(Beginning of Information)

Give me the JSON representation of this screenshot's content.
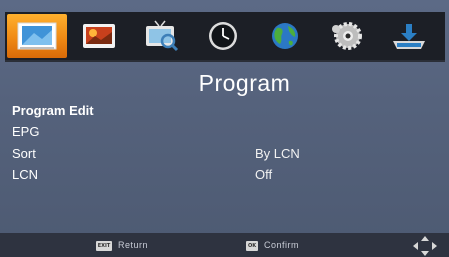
{
  "tabs": [
    {
      "icon": "picture-icon",
      "active": true
    },
    {
      "icon": "photo-icon",
      "active": false
    },
    {
      "icon": "tv-search-icon",
      "active": false
    },
    {
      "icon": "clock-icon",
      "active": false
    },
    {
      "icon": "globe-icon",
      "active": false
    },
    {
      "icon": "gear-icon",
      "active": false
    },
    {
      "icon": "usb-download-icon",
      "active": false
    }
  ],
  "page": {
    "title": "Program"
  },
  "menu": [
    {
      "label": "Program Edit",
      "value": ""
    },
    {
      "label": "EPG",
      "value": ""
    },
    {
      "label": "Sort",
      "value": "By LCN"
    },
    {
      "label": "LCN",
      "value": "Off"
    }
  ],
  "footer": {
    "exit_key": "EXIT",
    "return_label": "Return",
    "ok_key": "OK",
    "confirm_label": "Confirm"
  },
  "colors": {
    "active_tab": "#f08a14",
    "background": "#55627c",
    "tabbar": "#1c1f26"
  }
}
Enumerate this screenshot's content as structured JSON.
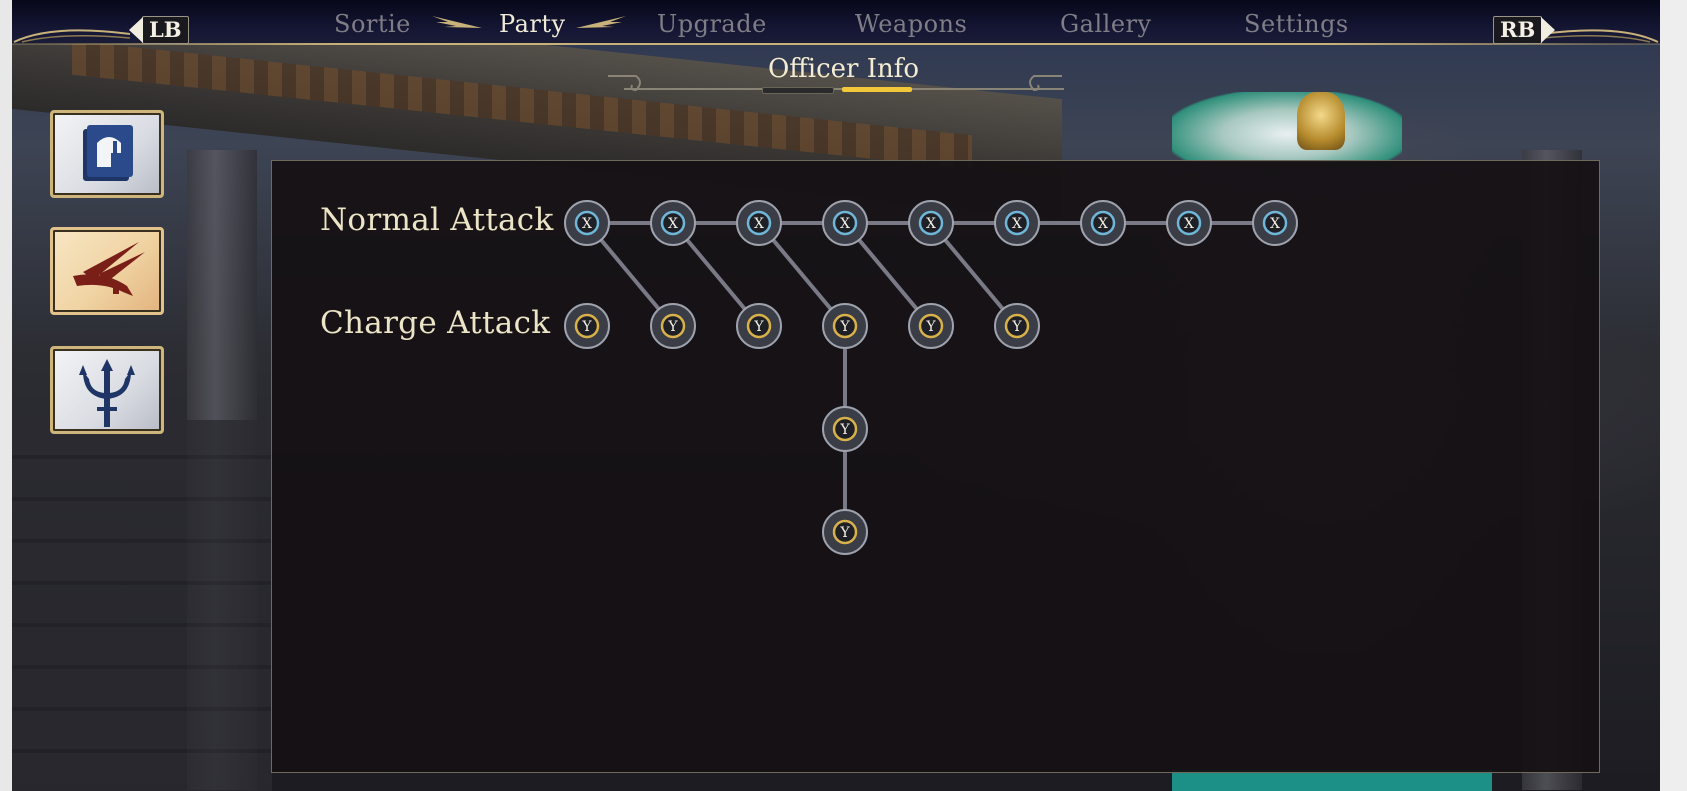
{
  "nav": {
    "left_bumper": "LB",
    "right_bumper": "RB",
    "tabs": [
      {
        "label": "Sortie",
        "active": false
      },
      {
        "label": "Party",
        "active": true
      },
      {
        "label": "Upgrade",
        "active": false
      },
      {
        "label": "Weapons",
        "active": false
      },
      {
        "label": "Gallery",
        "active": false
      },
      {
        "label": "Settings",
        "active": false
      }
    ]
  },
  "section": {
    "title": "Officer Info"
  },
  "side_icons": [
    {
      "icon": "officer-profile-icon",
      "active": false
    },
    {
      "icon": "attack-combo-icon",
      "active": true
    },
    {
      "icon": "trident-weapon-icon",
      "active": false
    }
  ],
  "moveset": {
    "normal_label": "Normal Attack",
    "charge_label": "Charge Attack",
    "normal_button": "X",
    "charge_button": "Y",
    "normal_count": 9,
    "charge_count": 6,
    "charge_branches_from_normal": [
      1,
      2,
      3,
      4,
      5
    ],
    "extended_chain": {
      "charge_index": 3,
      "extra_nodes": 2
    }
  },
  "colors": {
    "gold": "#c8b27a",
    "normal_ring": "#6fb6d8",
    "charge_ring": "#d8b14a",
    "active_underline": "#f2c83a"
  }
}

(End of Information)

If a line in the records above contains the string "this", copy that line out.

Give me the JSON representation of this screenshot's content.
Enumerate this screenshot's content as structured JSON.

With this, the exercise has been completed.